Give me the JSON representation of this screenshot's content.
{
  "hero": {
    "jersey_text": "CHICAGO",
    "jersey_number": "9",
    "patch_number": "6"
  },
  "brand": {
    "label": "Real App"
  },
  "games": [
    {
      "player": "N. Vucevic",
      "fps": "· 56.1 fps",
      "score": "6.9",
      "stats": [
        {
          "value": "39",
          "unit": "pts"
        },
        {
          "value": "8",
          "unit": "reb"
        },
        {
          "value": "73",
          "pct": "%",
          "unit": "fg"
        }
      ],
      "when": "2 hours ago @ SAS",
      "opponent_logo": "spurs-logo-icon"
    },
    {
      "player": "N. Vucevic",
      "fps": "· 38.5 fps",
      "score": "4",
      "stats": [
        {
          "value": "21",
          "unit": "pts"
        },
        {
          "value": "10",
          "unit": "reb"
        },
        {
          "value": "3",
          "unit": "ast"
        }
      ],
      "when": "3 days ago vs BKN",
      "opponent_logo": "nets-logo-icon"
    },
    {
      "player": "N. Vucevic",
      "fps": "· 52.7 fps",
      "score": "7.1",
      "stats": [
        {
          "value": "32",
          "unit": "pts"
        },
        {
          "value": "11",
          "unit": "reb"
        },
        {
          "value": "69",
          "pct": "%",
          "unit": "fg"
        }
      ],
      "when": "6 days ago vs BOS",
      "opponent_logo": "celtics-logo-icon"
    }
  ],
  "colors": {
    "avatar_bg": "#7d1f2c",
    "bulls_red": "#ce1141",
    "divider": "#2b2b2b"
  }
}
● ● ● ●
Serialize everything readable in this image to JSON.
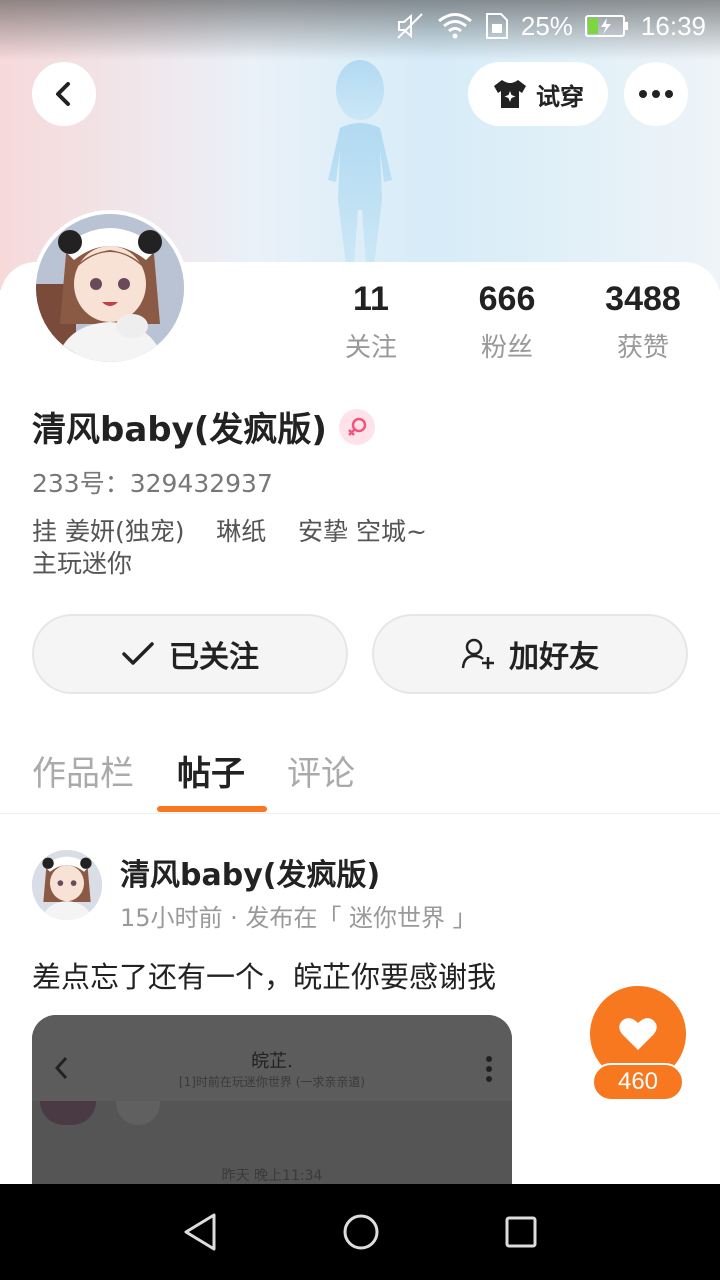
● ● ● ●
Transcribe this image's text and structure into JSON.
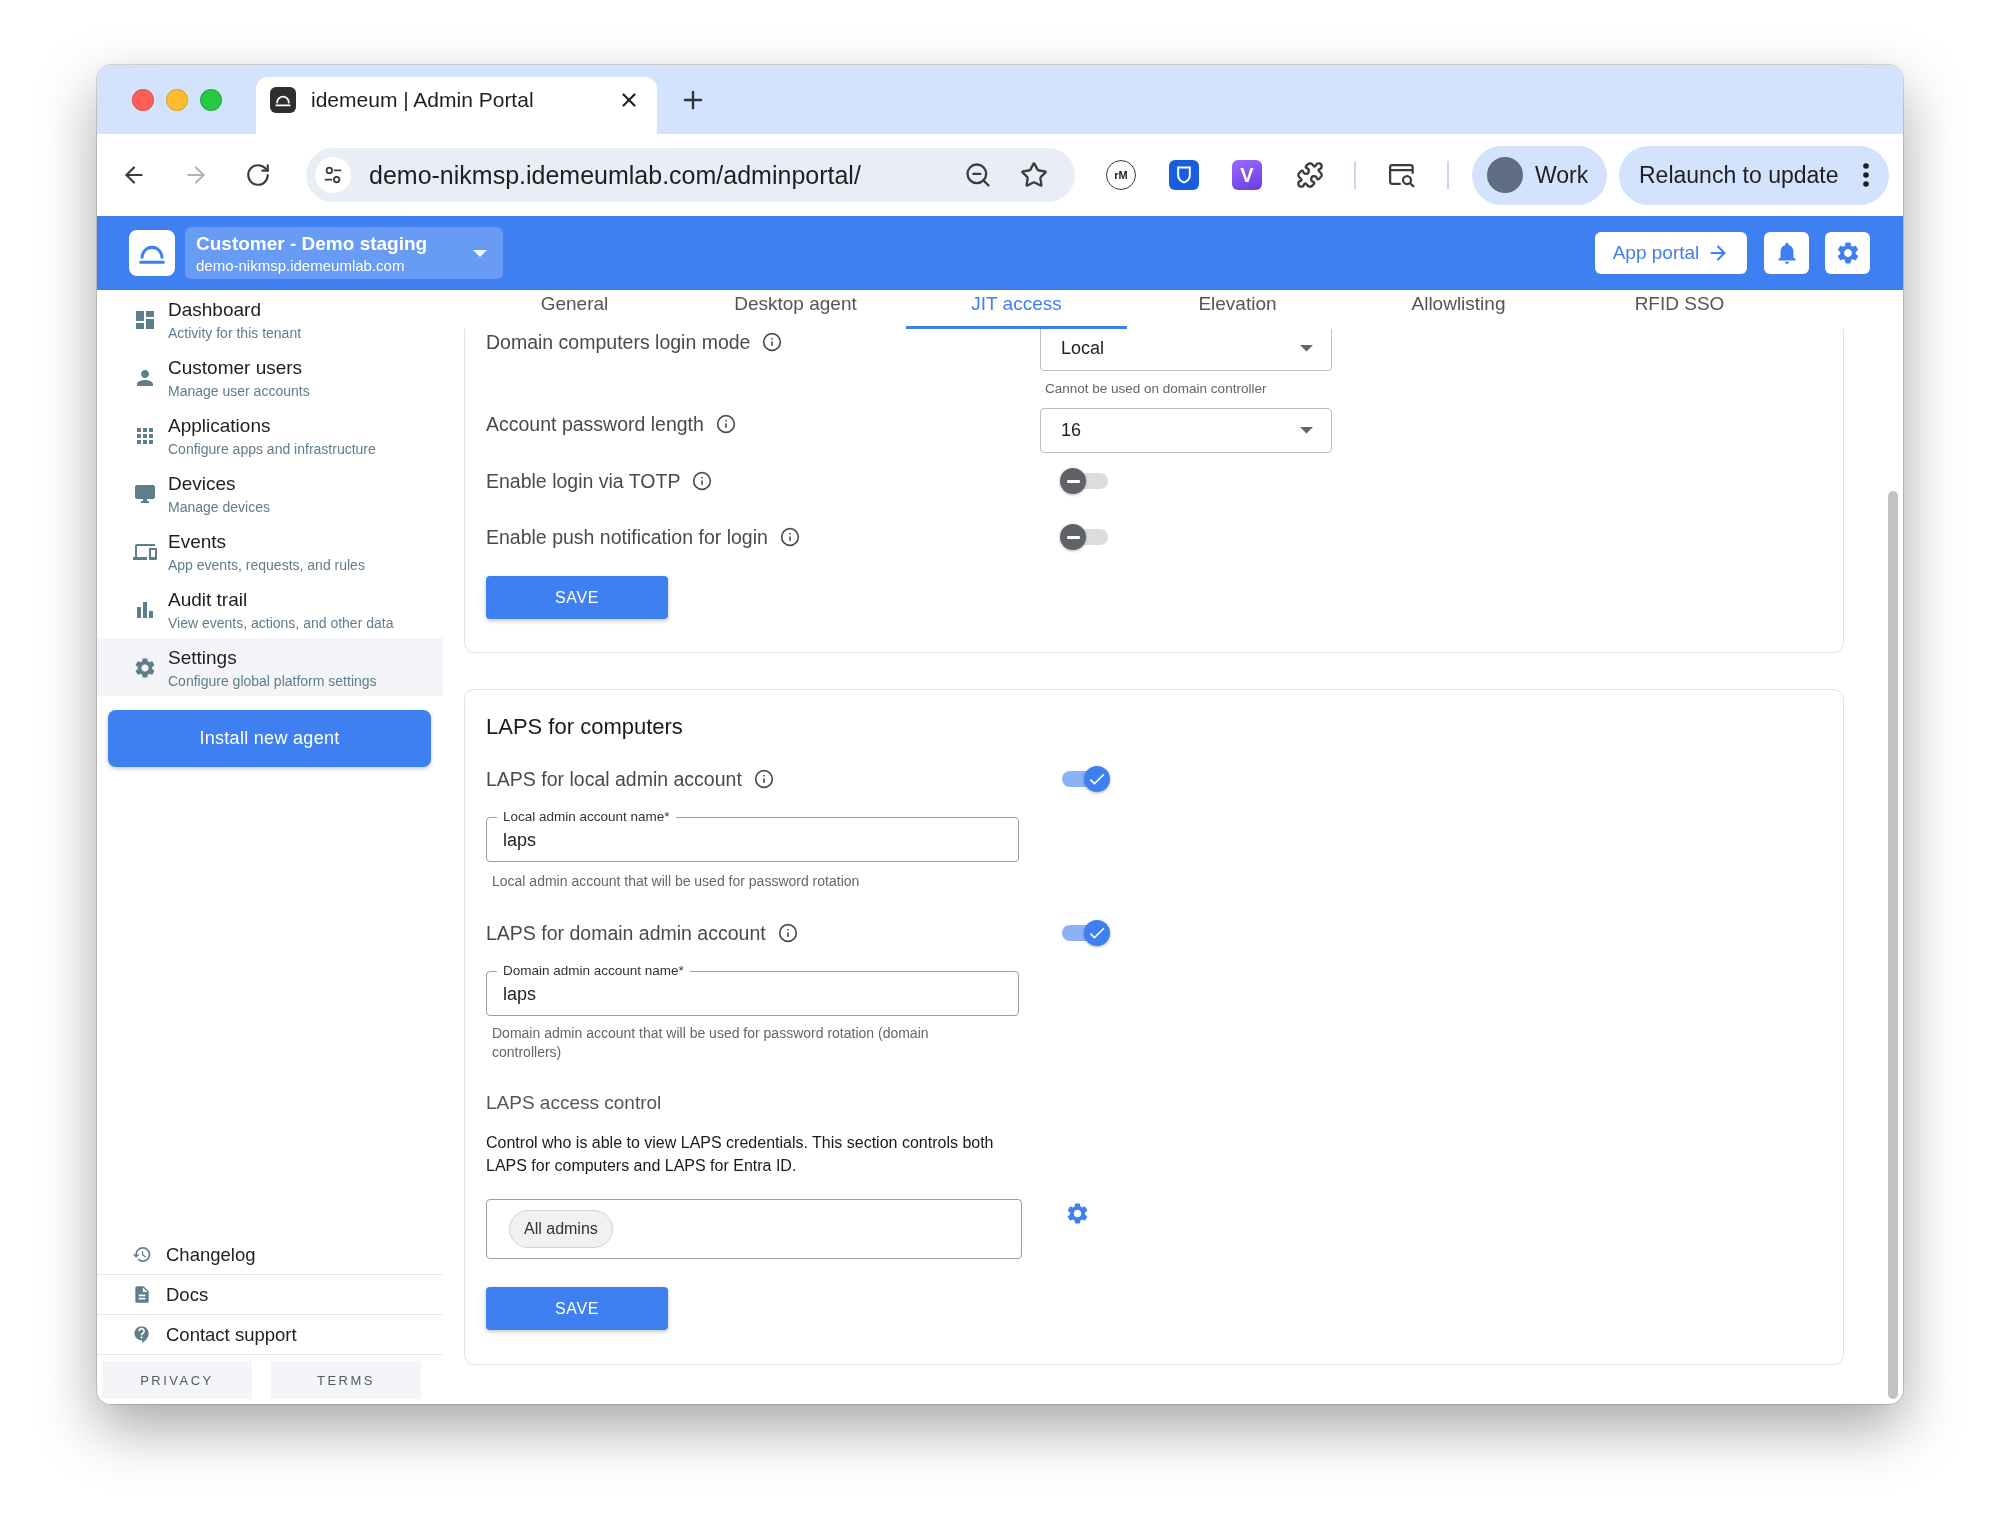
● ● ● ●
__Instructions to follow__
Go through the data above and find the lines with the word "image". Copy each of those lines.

__Solution for this task__
Serialize everything readable in this image to JSON.
Transcribe this image's text and structure into JSON.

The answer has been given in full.